The screens roll back away and there is a small Special Events Stage which will, at predetermined times during the day, present such interesting events as "Lady Greyhound Appearances," and other special cooperative event programs as will be determined prior to and during the Fair.

From this point, the Fair-goer has the alternate opportunities of stopping at the Post House Restaurant for food or drink or exiting from the pavilion.

All in all, each member of the audience will have been treated cordially in an air-conditioned, smartly modern styled exhibit and will have developed an understanding of The Greyhound Corporation which will create a lasting impression and will influence their future choice of a transportation medium.

Statistically, the exhibit can handle as many as 1,200 people per hour through the theater alone, and, of course, considerable more should they choose to look at the panel story, seek information, shop at the newsstand, relax in the Lady Greyhound Leisure Circle or have a meal at the most modern Post House Restaurant.

Across the Land in CinemaScope

from the Golden Gate to Manhattan's Towers by Greyhound
  A scene from the all-too-brief, four-minute CinemaScope color picture wich carries viewers on A Greyhound trip from California to New York and is the feature attraction in the Circle Theater (see sketch below).

BEHIND THE WIDE FACADE of the Greyhound Pavilion, lobby film showings of travel pictures entertain waiting bus riders but the main attraction is in the turntable "Circle Theater" which alternates illuminated transparencies, an animated map and synchronized slide showings on multiple screens with the main feature: a four-minute 35mm CinemaScope film journey from coast-to-coast, produced by Fred Niles Communications Centers, Inc. The film carries its viewers from the Golden Gate to the Grand Canyon (spectacular shots) -- through the Midwest and on to the towers of Manhattan.

The turntable show is fast-paced, there's no long wait as four synchronized projectors show slides of travel history, give way to animated U.S. map.

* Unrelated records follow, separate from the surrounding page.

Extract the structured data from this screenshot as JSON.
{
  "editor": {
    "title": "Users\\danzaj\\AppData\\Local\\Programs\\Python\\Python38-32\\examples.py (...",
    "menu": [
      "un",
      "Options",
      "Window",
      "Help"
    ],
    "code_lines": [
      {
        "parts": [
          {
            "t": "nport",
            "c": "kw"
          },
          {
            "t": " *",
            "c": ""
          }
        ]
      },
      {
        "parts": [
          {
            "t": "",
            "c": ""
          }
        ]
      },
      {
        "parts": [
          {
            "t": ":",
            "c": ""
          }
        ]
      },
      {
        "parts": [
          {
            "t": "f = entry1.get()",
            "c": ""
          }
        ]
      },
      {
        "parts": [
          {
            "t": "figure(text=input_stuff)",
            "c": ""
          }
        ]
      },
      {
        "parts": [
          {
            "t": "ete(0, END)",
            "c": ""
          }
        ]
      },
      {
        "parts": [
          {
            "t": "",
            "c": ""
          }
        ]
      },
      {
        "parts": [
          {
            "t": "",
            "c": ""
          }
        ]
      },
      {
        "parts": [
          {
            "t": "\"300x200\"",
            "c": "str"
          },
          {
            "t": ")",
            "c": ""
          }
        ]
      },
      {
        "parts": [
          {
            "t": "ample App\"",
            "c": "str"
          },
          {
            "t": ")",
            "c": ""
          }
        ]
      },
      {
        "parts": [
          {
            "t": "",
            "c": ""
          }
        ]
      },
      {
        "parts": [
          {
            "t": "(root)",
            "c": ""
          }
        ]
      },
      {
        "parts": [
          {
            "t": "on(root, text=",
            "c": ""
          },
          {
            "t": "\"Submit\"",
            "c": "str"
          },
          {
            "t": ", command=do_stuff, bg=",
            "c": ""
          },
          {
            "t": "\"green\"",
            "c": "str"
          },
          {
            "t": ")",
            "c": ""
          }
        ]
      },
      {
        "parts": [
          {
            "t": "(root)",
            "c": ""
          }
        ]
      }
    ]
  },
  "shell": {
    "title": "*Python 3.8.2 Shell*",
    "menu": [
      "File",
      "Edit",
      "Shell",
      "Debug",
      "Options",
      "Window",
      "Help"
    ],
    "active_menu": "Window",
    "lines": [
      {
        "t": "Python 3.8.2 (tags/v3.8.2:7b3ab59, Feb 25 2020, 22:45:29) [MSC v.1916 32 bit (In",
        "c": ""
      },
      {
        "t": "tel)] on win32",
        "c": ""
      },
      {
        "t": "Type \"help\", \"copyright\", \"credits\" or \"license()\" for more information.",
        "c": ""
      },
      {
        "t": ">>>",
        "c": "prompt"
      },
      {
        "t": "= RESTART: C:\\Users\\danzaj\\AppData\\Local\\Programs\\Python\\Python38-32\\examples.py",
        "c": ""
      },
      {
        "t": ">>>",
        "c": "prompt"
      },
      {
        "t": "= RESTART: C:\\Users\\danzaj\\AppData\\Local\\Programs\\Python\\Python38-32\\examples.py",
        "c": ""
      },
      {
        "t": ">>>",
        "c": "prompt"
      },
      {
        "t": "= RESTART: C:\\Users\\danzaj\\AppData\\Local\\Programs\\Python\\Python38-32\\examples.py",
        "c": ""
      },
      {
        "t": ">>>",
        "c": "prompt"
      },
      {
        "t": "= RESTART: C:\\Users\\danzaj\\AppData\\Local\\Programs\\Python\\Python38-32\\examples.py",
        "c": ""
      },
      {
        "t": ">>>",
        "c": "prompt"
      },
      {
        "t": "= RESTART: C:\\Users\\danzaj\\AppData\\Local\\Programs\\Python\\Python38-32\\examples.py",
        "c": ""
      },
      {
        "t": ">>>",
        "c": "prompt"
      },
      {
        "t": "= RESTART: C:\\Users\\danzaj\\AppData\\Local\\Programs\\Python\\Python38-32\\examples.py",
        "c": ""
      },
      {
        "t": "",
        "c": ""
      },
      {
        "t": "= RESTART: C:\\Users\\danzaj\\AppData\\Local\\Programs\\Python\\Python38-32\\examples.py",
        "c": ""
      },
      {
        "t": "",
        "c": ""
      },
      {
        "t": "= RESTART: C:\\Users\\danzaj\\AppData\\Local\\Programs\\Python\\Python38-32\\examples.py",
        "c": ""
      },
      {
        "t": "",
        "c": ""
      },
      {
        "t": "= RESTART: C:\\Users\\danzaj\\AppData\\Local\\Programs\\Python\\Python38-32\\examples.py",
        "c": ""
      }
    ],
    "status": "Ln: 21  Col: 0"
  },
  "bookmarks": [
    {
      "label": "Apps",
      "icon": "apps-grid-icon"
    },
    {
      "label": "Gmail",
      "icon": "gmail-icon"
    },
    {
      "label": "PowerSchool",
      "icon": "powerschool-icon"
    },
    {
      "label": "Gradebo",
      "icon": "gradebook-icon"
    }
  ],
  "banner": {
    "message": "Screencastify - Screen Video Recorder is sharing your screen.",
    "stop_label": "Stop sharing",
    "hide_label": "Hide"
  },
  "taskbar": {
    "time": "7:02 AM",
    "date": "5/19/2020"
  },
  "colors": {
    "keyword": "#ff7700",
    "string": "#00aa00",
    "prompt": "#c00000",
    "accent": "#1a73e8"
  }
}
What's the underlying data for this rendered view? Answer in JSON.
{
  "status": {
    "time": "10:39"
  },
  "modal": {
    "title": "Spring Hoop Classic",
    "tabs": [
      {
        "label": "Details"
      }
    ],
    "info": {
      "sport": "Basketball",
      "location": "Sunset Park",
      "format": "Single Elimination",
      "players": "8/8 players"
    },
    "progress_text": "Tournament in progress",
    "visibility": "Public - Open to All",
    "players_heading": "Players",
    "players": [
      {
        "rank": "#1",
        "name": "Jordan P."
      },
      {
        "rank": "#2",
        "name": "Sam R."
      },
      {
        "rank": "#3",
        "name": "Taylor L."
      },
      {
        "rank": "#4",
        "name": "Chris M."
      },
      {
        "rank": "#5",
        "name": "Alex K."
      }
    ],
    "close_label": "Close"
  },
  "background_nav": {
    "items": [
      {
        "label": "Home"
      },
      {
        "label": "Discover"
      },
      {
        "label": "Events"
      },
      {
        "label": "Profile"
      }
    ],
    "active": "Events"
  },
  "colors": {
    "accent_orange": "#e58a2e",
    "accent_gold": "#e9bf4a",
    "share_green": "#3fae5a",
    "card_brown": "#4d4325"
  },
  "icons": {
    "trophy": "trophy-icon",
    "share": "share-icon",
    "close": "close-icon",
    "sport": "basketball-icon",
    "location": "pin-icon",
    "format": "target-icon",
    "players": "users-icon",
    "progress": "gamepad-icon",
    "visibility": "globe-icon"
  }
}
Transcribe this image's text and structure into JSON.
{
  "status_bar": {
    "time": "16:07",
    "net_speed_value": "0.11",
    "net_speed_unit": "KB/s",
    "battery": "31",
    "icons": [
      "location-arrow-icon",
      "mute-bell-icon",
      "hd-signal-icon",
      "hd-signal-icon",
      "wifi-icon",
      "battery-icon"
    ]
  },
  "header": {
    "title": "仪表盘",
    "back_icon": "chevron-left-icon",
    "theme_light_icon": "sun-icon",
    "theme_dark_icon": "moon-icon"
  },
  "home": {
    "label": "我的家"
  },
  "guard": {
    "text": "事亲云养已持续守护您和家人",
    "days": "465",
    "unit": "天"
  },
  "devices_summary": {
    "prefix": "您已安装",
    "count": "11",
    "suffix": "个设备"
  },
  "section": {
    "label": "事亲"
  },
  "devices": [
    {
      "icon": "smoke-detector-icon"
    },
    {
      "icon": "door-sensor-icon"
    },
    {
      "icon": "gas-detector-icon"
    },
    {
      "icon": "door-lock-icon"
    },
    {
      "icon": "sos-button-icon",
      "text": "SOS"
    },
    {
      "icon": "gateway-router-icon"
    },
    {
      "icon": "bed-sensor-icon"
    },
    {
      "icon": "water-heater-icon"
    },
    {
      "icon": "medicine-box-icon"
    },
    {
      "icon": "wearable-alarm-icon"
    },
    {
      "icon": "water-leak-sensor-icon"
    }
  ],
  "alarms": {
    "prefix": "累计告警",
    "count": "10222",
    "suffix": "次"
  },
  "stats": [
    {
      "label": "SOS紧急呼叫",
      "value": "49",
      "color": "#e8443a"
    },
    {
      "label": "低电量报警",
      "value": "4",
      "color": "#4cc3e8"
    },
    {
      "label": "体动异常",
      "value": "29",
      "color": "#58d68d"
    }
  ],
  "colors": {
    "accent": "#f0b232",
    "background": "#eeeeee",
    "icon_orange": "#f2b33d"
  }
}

The "audio" then cites advantage of bus travel and guests are told about tours. But the "big show" is that four-minute CinemaScope film.

Circle Theater Entrance



(A) Transparencies show travel history. (B) & (C) Projected scenes and aerial view are featured

(D) Screens for the synchronized slides.

Theater Floorplan

Source: BUSINESS SCREEN MAGAZINE Presented courtesy Eric Paddon Collection